On Thursday, October 12th – a beautiful fall evening – Energy Vision’s 17th annual Leadership Awards Reception had a full crowd of 150 clean energy business leaders, environmental justice organizations, local political leaders and supporters. Its awards went to projects processing food and agricultural waste into fuel and soil amendments.
As Energy Vision’s founder, Joanna Underwood, said, “Through anaerobic digestion, we can process the world’s organic waste, and globally, most anthropogenic methane comes from agriculture and waste – about twice the methane fossil fuels emit. Methane is one of the most potent greenhouse gases there is. In the digesters the methane biogases emitted by the waste can be captured and refined into clean fuel. The biosolids can be turned into high-quality soil amendments. Every country in the world needs lower methane emissions, clean fuel, and a way to restore soils. Once the anaerobic digester infrastructure is in place, we get free, carbon-negative fuel and fertilizer from farms, businesses and municipal wastewater, etc. These facilities will be crucial worldwide.”
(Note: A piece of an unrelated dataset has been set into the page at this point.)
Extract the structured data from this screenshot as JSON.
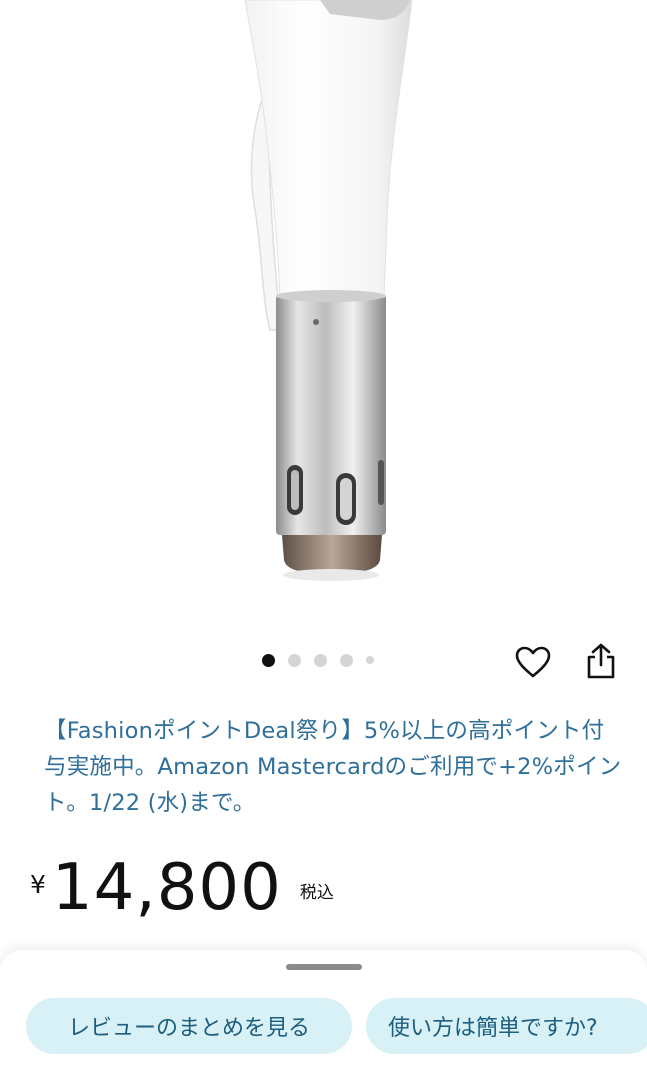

Matt Tomich, who presented two of the awards said “There are currently 2400 anaerobic digesters in the U.S., and more in the pipeline, but there is room for many more. Thousands of facilities could use this technology.”
BioTown Biogas was the first awardee. Its digester processes food waste, manure, and other agricultural waste from around the region, producing an estimated 42 million kilowatt-hours of renewable power plus enough renewable natural gas (RNG) fuel to replace more than 3 million gallons of diesel fuel a year.
Dickinson College Farm, the second awardee, operates a digester as both a hands-on learning resource for Dickinson students and as a replicable model for other small farms nationwide. The digester processes waste from dairy cows, food waste from the College’s dining hall and local businesses, and spent grain from a local brewery. This eliminates farm runoff, avoids methane emissions, harnesses the biogas, and generates renewable electricity to power the college farm and sell back to the grid.
EMG International partnered with American Fruits & Flavors (AFF) to install EMG’s PurEffluent® system at AFF’s beverage factory in San Fernando, California to treat its high-strength wastewater. EMG’s system removes organics from the waste stream and uses them to generate biogas for renewable energy. It also reduces strain on the local municipal wastewater treatment plant and significantly reduces sewer surcharges.
The evening concluded with a fun raffle in which winners took home trips to an eco-friendly resort in the Dominican Republic, a weekend in a solar house in the beautiful Hudson Valley, NY, wine from Hunt Country Vineyards, a sustainable vineyard, and priceless original art.
We would like to extend our heartfelt thanks to Jay Bell, the talented designer behind this remarkable event, for his outstanding work. We also acknowledge Gordon Donovan for capturing the memorable moments beautifully through his lens. We also want to express our gratitude to Trader Joe’s and Kiehl’s for their generous contributions to our gift bags, making our event even more special. Your support is truly appreciated!